Wednesday Mar 10 2010
Rocklin Unified approves 76 pink slips
By: Lauren Gibbs, The Placer Herald
District also OKs changes to Early/Late Reading program

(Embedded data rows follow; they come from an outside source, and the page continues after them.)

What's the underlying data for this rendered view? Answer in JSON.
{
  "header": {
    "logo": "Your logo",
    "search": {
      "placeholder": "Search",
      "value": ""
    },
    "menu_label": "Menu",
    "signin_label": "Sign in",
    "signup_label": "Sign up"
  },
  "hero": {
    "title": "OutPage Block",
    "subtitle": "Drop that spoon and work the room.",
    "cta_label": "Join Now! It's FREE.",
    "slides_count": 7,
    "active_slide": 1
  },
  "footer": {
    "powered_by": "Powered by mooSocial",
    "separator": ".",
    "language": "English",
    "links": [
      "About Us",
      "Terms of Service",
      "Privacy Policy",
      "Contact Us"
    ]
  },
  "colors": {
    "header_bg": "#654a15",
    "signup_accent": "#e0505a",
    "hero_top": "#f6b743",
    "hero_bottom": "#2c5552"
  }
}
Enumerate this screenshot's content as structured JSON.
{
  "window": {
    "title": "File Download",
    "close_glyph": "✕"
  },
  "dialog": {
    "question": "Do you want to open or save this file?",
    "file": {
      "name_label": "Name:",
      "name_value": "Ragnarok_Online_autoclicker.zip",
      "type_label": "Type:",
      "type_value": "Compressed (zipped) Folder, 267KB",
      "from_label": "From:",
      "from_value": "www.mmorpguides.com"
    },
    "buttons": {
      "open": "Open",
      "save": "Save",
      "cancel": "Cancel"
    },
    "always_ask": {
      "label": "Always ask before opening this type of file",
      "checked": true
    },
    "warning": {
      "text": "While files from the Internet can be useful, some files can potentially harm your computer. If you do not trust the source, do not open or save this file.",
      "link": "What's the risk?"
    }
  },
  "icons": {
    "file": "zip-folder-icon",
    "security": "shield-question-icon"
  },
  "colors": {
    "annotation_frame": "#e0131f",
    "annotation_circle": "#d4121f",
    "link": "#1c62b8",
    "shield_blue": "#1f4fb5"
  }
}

Rocklin Unified School District trustees have approved pink slips for approximately 76 full-time equivalent certificated employees for the 2010-11 school year to help make up for the district’s $8 million deficit. In addition, trustees also approved a change to the district’s Early/ Late Reading program for kindergarten through third-grade students. On or before March 15, 76.82 full-time equivalent certificated employees will receive preliminary layoff notices. Among them will be four full-time equivalent counselors, six full-time equivalent high school math positions, 35 full-time equivalent self-contained elementary classroom teachers and 10.67 full-time equivalent positions at the middle school level. Final notices in reduction of force for certificated district employees need to be made by May 15. “It is something that is very emotional and very difficult to do, but it’s necessary,” said Bob Lee, assistant superintendent of human resources. “This is sort of the worst-case scenario,” Rocklin Unified Superintendent Kevin Brown said. “We have to prepare for the worst and hope for the best.” A district budget workshop will be held at 6:30 p.m. March 15 at Granite Oaks Middle School, where the public is encouraged to attend and share ideas and feedback. Also discussed at last week’s board meeting was a change to the district’s Early/Late Reading program. Beginning in the 2010-11 school year, school sites that currently administer an early/late schedule will have the option to continue the schedule for kindergarten and first-grade combination classes, while a fullday schedule will be implemented for grades second through sixth. Currently, in grades first through third, some schools operate on two different schedules, where half of the students in the class attend from 8:25 a.m. to 1:55 p.m. and the other half of the students in the class attend from 9:25 a.m. to 2:55 p.m. The divided schedule allows for smaller, more focused groups and greater individual attention, according to teachers. A full-day schedule consists of classtime from 8:25 a.m. to 2:55 p.m., which will allow for 154 more instructional hours in the classroom for first- through third-graders. Despite the extra classroom time, approximately 15 teachers and parents shared views opposed to the implementation of a full-day schedule, while approximately five teachers and parents shared views in support of a full day. Lynne Wheeler, a second-grade teacher at Valley View Elementary, said that small-group instruction is best for practicing reading. “We want to make sure the students are learning everything they need to learn,” she said. Rebecca Burke, a kindergarten/first-grade teacher at Sierra Elementary, said she was concerned if class sizes go up, that the early/late schedule would be more important for students. “We know that quality is the answer, not quantity,” she told trustees. Concerns sparked over lack of evidence showing a benefit or negative results of full-day schedules in regard to test scores, but the decision for a full-day schedule had the support of all Rocklin elementary principals and district office administration, according to Carolyn Nunn-Lum, director of elementary programs for Rocklin Unified. “This change, although a very emotional change for some, is not to diminish the hard work these teachers have done,” Nunn-Lum said. “Our challenges demand creative solutions and those creative and difficult solutions are never easy.” Nunn-Lum said the added class time will allow for reteaching material not fully understood by students, as well as introducing new content.